(Exercise aim):
Could you retype the whole listing word for word and drop the images?

(Given data):

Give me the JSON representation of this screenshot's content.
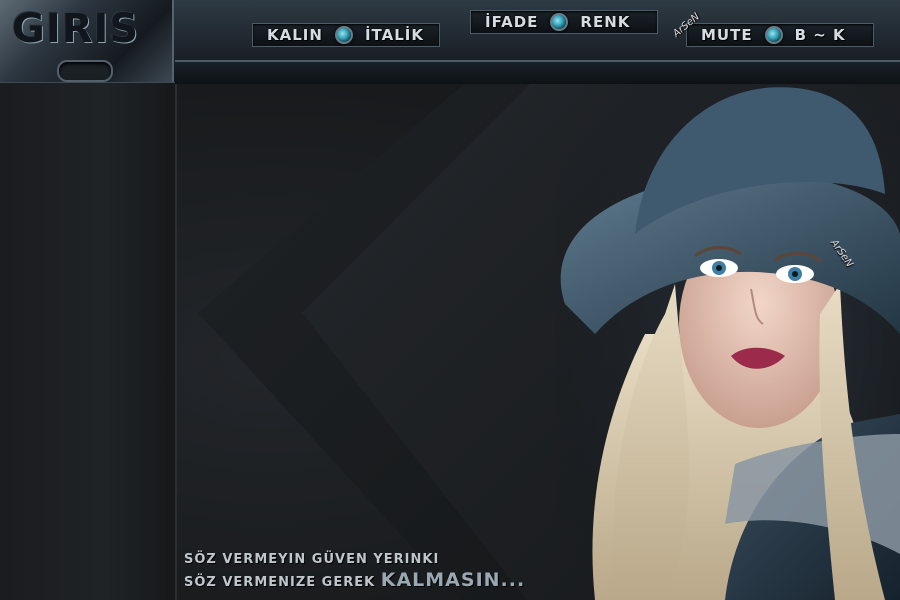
{
  "logo": {
    "text": "GIRIS"
  },
  "controls": {
    "group1": {
      "left": "KALIN",
      "right": "İTALİK"
    },
    "group2": {
      "left": "İFADE",
      "right": "RENK"
    },
    "group3": {
      "left": "MUTE",
      "right": "B ~ K"
    }
  },
  "watermark": {
    "text": "ArSeN"
  },
  "quote": {
    "line1": "SÖZ VERMEYIN GÜVEN YERINKI",
    "line2_prefix": "SÖZ VERMENIZE GEREK ",
    "line2_accent": "KALMASIN..."
  },
  "colors": {
    "accent": "#2b9bb2",
    "frame": "#4b5c69",
    "text": "#d5dde2"
  }
}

(Output below):
Give me the JSON representation of this screenshot's content.
{
  "logo": {
    "text": "GIRIS"
  },
  "controls": {
    "group1": {
      "left": "KALIN",
      "right": "İTALİK"
    },
    "group2": {
      "left": "İFADE",
      "right": "RENK"
    },
    "group3": {
      "left": "MUTE",
      "right": "B ~ K"
    }
  },
  "watermark": {
    "text": "ArSeN"
  },
  "quote": {
    "line1": "SÖZ VERMEYIN GÜVEN YERINKI",
    "line2_prefix": "SÖZ VERMENIZE GEREK ",
    "line2_accent": "KALMASIN..."
  },
  "colors": {
    "accent": "#2b9bb2",
    "frame": "#4b5c69",
    "text": "#d5dde2"
  }
}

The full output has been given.